‘Bombshell’ Movie Review

'Bombshell' Movie Review

Bhoomi Sharma, Photography Editor

We open with news anchor Megyn Kelly leading the audience through the different departments in the Fox news building, while also seeing her on screen talking about the primary debate. It takes a while to adjust to the filming style, but after a moment of narration we go back to talking about what it is like to work at Fox News and Television.

The movie is called ‘Bombshell’, and has a screenplay by Charles Randolph. It is based on the story of the downfall of Roger Ailes, the CEO and the chairman of Fox News, after sexual assault accusations by Greatchen Carlson, an ex news anchor at Fox News and Television Stations. It was released on Dec. 20, 2019, starring Charlize Theron, Nicole Kidman and Margo Robbie as the three women whose experiences this story revolves around. It received Oscar nominations for Best Lead Actress, Best Supporting Actress and Best Makeup and Hairstyling.

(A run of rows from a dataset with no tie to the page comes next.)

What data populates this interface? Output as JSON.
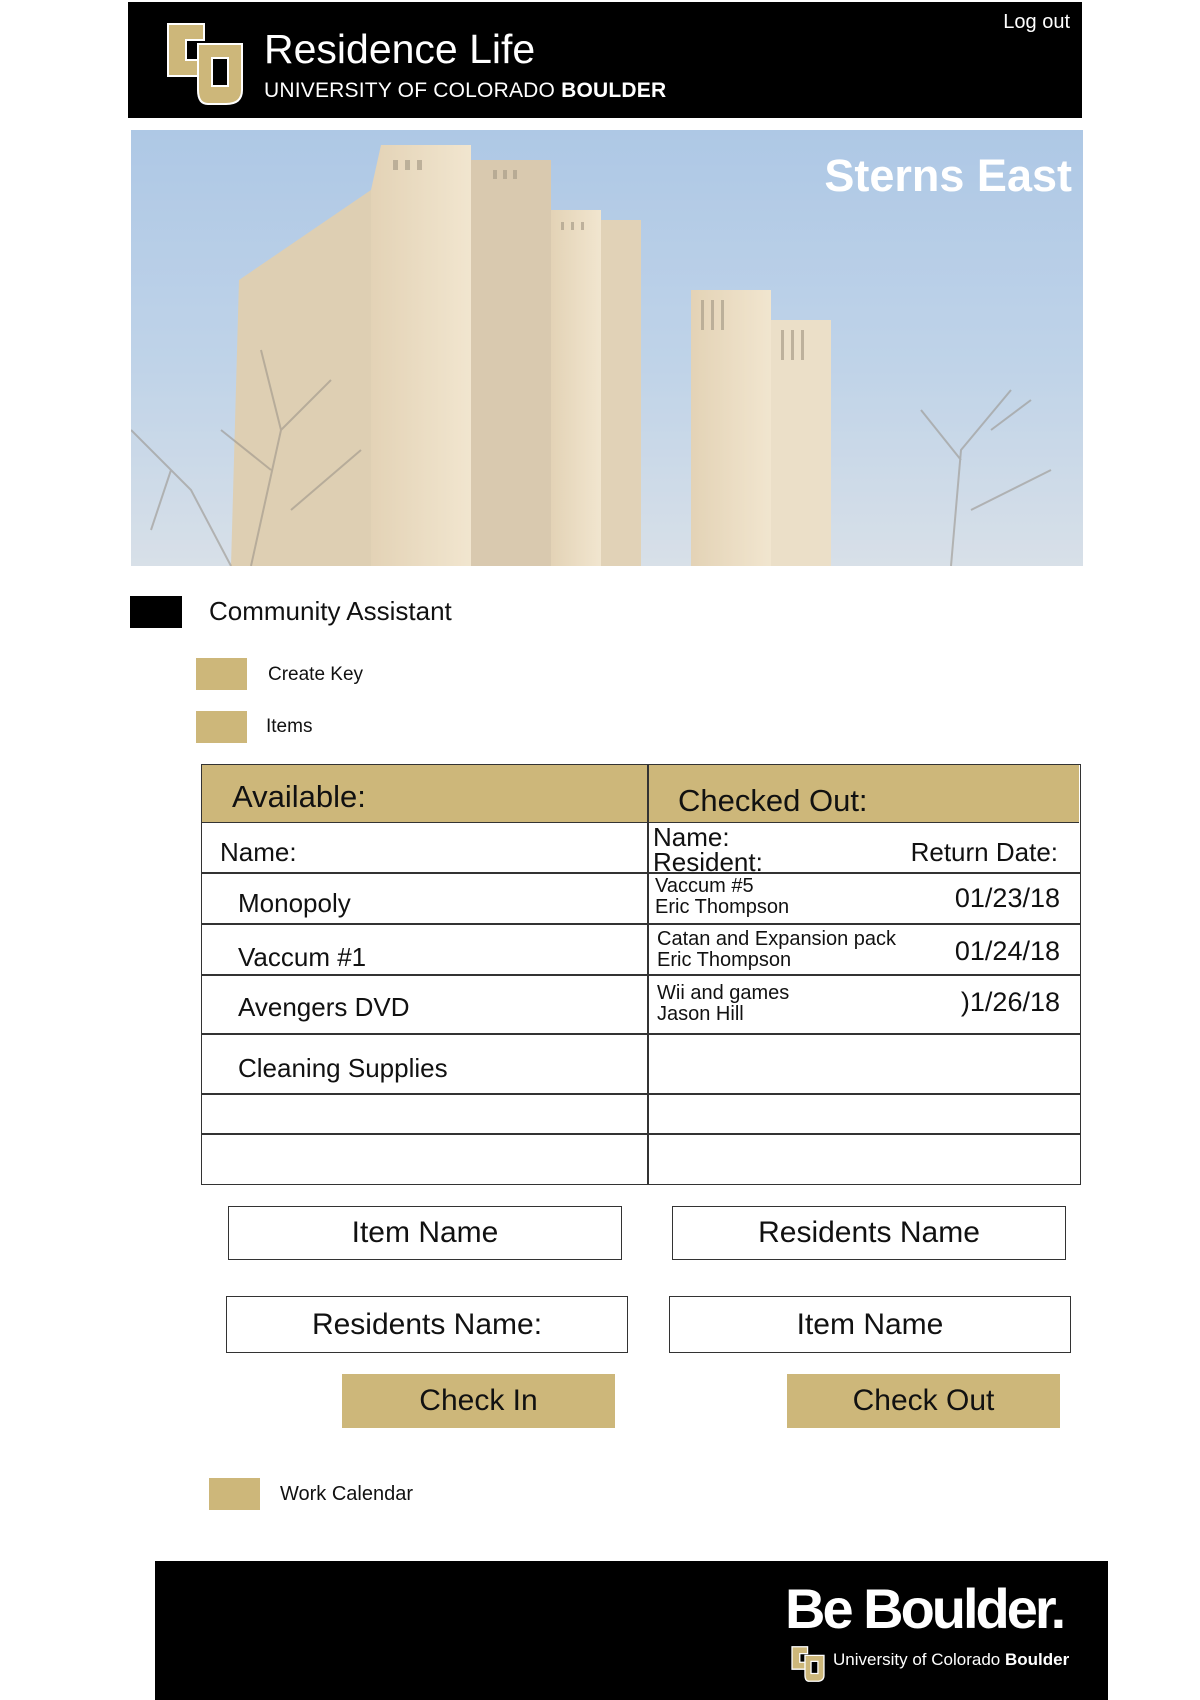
{
  "header": {
    "title": "Residence Life",
    "subtitle_prefix": "UNIVERSITY OF COLORADO",
    "subtitle_bold": "BOULDER",
    "logout_label": "Log out"
  },
  "hero": {
    "title": "Sterns East"
  },
  "nav": {
    "role_label": "Community Assistant",
    "create_key_label": "Create Key",
    "items_label": "Items",
    "calendar_label": "Work Calendar"
  },
  "table": {
    "available_header": "Available:",
    "checked_out_header": "Checked Out:",
    "available_name_col": "Name:",
    "co_name_col": "Name:",
    "co_resident_col": "Resident:",
    "co_date_col": "Return Date:",
    "available_items": [
      "Monopoly",
      "Vaccum #1",
      "Avengers DVD",
      "Cleaning Supplies"
    ],
    "checked_out": [
      {
        "item": "Vaccum #5",
        "resident": "Eric Thompson",
        "date": "01/23/18"
      },
      {
        "item": "Catan and Expansion pack",
        "resident": "Eric Thompson",
        "date": "01/24/18"
      },
      {
        "item": "Wii and games",
        "resident": "Jason Hill",
        "date": ")1/26/18"
      }
    ]
  },
  "checkin_form": {
    "item_placeholder": "Item Name",
    "resident_placeholder": "Residents Name:",
    "button_label": "Check In"
  },
  "checkout_form": {
    "resident_placeholder": "Residents Name",
    "item_placeholder": "Item Name",
    "button_label": "Check Out"
  },
  "footer": {
    "tagline": "Be Boulder.",
    "sub_prefix": "University of Colorado",
    "sub_bold": "Boulder"
  },
  "colors": {
    "gold": "#cdb77a",
    "black": "#000000",
    "sky": "#9dbadc"
  }
}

The film is shot with small breaks in the fourth wall as actors look straight into the camera and address the audience, and narration to describe thought process and add exposition. It adapted the style popularized by “The Office,” and occasionally our narrators will directly address the audience. However, these narrations and glances into the camera are not a constant throughout the movie, and only appear in the beginning and towards the end. This creative decision did not take away from what the movie was trying to say and was indeed an interesting choice to introduce some exposition. However, director Jay Roach seemed to struggle in establishing a storytelling method, slipping between styles, leading to a lack of consistency.


But even with the inconsistencies in narration, the movie doesn’t deviate from what it wants to say. At no time on screen was there ever a rape or sexual assault scene, and yet the violence, discomfort and power play was addressed. “Bombshell” did not fall into the trap of glorifying sexual assault. Issues of consent, blackmail and the habit of victim-blaming in our society were gracefully handled, and the story is told almost exclusively by the victims which emphasizes the terror of it all. Perhaps the most uncomfortable part was how true the situations came across. 

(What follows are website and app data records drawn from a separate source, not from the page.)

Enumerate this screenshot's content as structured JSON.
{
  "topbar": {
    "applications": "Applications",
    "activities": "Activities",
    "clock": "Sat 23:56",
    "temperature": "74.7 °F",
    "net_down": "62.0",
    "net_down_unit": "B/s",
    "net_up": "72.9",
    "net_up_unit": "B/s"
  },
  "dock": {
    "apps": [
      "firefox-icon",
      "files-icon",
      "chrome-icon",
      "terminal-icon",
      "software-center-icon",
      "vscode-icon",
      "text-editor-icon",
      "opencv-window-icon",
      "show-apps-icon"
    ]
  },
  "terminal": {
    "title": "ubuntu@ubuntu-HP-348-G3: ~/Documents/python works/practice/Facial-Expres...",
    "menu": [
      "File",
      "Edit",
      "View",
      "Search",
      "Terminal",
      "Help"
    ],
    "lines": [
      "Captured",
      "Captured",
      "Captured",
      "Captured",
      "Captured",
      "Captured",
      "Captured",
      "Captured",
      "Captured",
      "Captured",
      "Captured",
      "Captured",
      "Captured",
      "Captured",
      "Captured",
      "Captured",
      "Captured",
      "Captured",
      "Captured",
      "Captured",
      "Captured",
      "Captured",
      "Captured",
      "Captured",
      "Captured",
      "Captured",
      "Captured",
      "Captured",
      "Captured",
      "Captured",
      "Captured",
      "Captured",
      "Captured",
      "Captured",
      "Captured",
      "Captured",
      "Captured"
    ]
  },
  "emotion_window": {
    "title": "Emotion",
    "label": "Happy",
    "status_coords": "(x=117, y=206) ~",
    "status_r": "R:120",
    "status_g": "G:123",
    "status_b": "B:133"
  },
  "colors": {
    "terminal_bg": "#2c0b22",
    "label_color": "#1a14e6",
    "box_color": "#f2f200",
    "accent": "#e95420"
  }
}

Margo Robbie in particular does an incredibly good job, portraying an ambitious conservative blonde millennial who gets harassed by Roger Ailes during her pursuit of fame. Robbie’s character often comes across as ditzy and confused yet lovable and represents the many different women who were sexually harassed by Roger Ailes. In a heartbreaking scene with Kate McKinnon, she breaks down about the fight for her dignity with Ailes. 


However, the movie is mostly news anchor Meghan Kelly’s story as she battles with herself about what to do about Ailes’ behavior. Carlson, whose accusations began the fiasco, is only a catalyst to a story bigger than her own. 


There are three women on the poster, and the story revolves around them.  All three women, Meghan Kelly (Charlize Theron), Gretchen Carlson (Nicole Kidman) and Kayla Popsisil (Margo Robbie), are only in one scene together. It is in the elevator, when they are going up to met Roger Ailes, the chairman and CEO of Fox News and Fox Television Stations. It seems odd that the very women on the poster of the ‘Bombshell’ have only one scene together, but it also seems fitting. They rarely interact and even have disputes among themselves but somehow manage to bring down an empire. This scene, however short, is taken over with tension, thanks to the brilliant soundtrack by Theodore Shapiro. As the track ‘Elevator Trio’ starts playing, the three women size up each other through their peripherals. Their discomfort fills the air, and even without any dialogue in the scene, the viewer is kept on the edge of their seat. 


 The movie ends in a similar way it began, with the Margo Robbie as Kayla Popsisil talking about what happens after you get harassed at work. The ominous note seems fitting for the world today. As Rupert Murdoch takes the helm of Fox News and Fox Television Stations, she stalks out of the building, taking of her ID and throwing it in the trash can, knowing she will not trap herself under another Ailes.